(What the task asks): Across all the records, filter for lines with the word "value" and copy them.

--- Listed records Enclosed Below ---

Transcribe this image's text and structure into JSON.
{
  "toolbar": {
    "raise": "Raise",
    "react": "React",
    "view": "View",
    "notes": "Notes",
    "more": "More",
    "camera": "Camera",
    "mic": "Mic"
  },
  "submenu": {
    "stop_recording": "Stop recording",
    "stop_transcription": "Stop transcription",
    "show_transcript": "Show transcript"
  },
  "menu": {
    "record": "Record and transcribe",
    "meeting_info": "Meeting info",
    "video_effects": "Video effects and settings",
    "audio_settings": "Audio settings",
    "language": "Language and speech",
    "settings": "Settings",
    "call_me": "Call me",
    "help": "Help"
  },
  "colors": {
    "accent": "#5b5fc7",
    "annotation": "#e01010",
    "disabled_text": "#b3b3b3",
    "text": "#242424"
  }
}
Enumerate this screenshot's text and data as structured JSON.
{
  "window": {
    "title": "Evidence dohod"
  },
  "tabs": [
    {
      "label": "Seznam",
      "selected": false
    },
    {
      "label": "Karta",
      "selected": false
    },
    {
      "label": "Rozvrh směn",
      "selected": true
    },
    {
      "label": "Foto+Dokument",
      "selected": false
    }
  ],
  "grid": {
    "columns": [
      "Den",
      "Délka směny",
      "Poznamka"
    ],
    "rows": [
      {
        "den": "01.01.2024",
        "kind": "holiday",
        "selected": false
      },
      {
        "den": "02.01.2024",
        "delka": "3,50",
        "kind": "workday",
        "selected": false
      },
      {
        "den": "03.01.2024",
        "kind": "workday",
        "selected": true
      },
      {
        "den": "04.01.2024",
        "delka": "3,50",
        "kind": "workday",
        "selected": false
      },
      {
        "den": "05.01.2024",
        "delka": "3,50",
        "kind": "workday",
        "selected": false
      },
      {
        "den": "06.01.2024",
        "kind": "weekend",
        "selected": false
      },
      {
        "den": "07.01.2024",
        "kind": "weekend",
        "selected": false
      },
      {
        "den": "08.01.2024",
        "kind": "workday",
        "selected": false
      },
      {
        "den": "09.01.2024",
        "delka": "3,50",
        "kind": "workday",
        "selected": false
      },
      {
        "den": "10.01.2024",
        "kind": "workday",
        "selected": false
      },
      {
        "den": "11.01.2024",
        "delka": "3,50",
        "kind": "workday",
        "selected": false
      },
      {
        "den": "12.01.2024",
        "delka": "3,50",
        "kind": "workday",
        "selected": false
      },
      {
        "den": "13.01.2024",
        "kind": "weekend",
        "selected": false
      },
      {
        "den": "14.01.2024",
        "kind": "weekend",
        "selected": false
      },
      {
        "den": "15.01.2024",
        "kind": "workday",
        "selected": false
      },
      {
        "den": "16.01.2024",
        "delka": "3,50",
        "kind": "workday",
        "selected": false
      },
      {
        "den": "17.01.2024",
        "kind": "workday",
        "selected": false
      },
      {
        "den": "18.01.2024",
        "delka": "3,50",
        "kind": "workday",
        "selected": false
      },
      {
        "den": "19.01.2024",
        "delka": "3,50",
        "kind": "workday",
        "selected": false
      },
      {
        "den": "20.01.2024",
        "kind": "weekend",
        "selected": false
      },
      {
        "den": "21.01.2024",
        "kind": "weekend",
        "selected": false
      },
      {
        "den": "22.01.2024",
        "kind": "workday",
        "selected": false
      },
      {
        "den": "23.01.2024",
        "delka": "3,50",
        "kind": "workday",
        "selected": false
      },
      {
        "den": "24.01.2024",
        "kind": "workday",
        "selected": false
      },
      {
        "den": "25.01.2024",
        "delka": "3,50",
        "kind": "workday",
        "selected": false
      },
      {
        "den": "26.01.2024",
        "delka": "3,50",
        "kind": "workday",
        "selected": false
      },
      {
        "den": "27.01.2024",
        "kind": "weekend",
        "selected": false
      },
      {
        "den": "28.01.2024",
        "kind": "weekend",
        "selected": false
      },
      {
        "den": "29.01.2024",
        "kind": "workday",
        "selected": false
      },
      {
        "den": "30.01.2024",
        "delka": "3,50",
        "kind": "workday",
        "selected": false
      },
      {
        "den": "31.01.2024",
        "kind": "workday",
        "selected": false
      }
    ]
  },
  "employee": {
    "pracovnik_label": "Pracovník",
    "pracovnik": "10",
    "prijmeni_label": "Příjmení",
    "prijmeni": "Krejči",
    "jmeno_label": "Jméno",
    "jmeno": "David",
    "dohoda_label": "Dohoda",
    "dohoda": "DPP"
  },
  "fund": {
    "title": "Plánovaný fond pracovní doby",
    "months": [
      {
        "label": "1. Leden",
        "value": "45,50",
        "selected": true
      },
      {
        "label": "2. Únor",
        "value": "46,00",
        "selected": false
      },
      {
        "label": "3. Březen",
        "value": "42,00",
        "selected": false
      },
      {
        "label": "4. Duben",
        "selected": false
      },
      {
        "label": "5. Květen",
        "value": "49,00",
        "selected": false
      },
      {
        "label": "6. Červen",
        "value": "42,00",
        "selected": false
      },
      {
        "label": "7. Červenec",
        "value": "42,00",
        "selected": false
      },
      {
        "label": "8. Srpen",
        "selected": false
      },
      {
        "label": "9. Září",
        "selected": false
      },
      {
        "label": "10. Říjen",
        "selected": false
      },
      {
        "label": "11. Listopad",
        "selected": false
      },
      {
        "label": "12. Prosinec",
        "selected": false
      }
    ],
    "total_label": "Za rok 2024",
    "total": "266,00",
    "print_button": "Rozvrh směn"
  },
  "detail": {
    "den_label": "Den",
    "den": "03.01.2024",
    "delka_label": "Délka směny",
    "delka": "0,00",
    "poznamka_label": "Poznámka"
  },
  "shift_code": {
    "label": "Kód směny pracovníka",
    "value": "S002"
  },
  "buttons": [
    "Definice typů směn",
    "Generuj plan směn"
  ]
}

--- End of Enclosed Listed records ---

(Response box):
        "value": "45,50",
        "value": "46,00",
        "value": "42,00",
        "value": "49,00",
        "value": "42,00",
        "value": "42,00",
    "value": "S002"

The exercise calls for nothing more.